The most important design element of the nForce 780a SLI and other chipsets in this product family is the mGPU. Based upon the 8400GS core, it offers decent casual gaming and application performance as a standalone unit. This capability is nothing new as integrated graphic chipsets have been around for a long time. However, the IG performance is clearly a step above what NVIDIA has offered in the past, but a step below the current 780G from AMD. Besides offering extensive HD playback capabilities and additional monitor outputs, its primary purpose is seguing into NVIDIA’s Hybrid SLI technology.
Hybrid SLI offers two different and very distinct technologies that consist of GeForce Boost and Hybrid Power. GeForce Boost allows for the pairing of the mGPU with a discrete graphics card (dGPU) to provide SLI capability to improve 3D performance. Since the mGPU is an 8400GS in disguise, the natural pairing of this technology is with a discrete 8400GS card. NVIDIA provides support for the 8500GT also as its performance closely matches that of the mGPU, anything higher would result in a mismatch in performance and negate any benefits of adding an inexpensive dGPU.
The true technological gem is the HybridPower functionality as it allows the mGPU to function as the primary display for most application tasks and high definition playback duties while the discreet graphics card is in standby waiting to tackle demanding 3D tasks. We use the term standby, but the system actually turns off the dGPU to conserve power until required. In actual practice, we noticed a slight delay when switching from the mGPU to the dGPU, something that we believe driver and BIOS tuning can resolve.
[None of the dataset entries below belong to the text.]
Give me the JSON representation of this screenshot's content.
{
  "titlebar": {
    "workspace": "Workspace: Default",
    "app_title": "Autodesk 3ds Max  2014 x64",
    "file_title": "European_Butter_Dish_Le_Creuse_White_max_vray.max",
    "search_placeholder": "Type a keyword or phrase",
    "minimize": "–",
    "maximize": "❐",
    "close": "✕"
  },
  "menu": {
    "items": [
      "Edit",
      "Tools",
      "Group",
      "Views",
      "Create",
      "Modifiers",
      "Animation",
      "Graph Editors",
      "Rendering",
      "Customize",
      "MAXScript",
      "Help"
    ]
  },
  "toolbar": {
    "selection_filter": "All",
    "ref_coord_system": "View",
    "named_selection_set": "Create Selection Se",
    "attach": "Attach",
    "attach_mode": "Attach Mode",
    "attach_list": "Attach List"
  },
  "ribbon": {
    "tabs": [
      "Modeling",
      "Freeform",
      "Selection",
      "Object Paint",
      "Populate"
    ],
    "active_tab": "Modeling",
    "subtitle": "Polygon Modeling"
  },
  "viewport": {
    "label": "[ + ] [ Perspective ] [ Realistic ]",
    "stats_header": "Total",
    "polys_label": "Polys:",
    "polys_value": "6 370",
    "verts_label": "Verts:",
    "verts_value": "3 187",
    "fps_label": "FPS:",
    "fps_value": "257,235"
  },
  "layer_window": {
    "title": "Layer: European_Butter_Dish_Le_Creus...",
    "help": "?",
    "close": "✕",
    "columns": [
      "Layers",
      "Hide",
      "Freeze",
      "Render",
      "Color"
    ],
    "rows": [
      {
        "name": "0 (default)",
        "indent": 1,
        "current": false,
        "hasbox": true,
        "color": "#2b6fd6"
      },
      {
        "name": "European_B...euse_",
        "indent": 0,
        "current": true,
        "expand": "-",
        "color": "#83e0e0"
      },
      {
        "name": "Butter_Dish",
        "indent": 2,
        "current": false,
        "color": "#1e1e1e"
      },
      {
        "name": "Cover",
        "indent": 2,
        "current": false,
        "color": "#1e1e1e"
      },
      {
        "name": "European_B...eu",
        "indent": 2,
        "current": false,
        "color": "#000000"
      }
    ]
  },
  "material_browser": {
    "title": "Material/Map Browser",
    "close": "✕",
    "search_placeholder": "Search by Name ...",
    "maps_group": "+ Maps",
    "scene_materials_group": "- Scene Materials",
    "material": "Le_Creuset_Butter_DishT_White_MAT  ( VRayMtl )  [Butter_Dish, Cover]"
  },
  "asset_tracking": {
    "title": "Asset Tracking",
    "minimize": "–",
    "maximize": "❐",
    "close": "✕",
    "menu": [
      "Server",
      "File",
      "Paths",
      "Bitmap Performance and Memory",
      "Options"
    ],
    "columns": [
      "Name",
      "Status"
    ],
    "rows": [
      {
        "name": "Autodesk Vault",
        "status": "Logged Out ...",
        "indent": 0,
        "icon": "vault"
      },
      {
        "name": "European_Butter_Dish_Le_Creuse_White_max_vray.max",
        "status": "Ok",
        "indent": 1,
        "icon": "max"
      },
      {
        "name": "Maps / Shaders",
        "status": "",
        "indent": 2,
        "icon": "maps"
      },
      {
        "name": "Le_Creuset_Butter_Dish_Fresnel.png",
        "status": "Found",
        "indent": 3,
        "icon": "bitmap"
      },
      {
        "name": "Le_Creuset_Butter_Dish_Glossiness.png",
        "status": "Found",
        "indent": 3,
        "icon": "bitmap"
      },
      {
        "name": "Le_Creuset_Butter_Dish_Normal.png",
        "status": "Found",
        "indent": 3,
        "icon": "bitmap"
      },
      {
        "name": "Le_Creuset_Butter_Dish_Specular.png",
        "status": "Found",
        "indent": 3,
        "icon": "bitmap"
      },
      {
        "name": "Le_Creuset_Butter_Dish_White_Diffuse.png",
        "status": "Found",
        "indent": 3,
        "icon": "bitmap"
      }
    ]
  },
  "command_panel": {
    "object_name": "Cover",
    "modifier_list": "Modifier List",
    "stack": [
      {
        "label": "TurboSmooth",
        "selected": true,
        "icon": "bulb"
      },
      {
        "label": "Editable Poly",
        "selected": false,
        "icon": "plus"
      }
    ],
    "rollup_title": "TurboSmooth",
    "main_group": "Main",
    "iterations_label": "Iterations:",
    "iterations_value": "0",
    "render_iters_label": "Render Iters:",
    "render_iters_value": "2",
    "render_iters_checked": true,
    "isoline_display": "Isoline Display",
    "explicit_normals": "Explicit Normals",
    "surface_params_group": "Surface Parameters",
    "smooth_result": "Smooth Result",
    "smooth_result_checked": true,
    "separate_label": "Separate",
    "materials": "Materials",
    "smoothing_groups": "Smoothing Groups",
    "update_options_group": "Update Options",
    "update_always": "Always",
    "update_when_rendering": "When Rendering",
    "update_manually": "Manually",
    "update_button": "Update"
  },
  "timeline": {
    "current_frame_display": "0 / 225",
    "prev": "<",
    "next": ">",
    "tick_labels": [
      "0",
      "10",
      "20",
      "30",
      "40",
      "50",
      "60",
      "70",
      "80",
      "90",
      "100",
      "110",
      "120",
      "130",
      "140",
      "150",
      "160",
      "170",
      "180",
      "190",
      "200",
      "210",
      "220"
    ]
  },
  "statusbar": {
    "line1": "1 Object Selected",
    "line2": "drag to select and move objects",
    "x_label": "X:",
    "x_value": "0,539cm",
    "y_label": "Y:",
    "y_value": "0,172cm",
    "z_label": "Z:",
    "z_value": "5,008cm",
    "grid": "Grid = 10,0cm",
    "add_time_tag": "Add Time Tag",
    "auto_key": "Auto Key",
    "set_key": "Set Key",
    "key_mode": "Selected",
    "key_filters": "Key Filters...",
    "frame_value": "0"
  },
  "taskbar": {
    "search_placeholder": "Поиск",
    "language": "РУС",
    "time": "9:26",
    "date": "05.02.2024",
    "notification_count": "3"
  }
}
However, the biggest drawback at this time is that only two discreet graphics solutions are supported, the 9800GTX and 9800GX2 cards.
So let’s take a detailed look at the chipset specifications and delve into the performance results of the 780a SLI chipset against its immediate competition from AMD.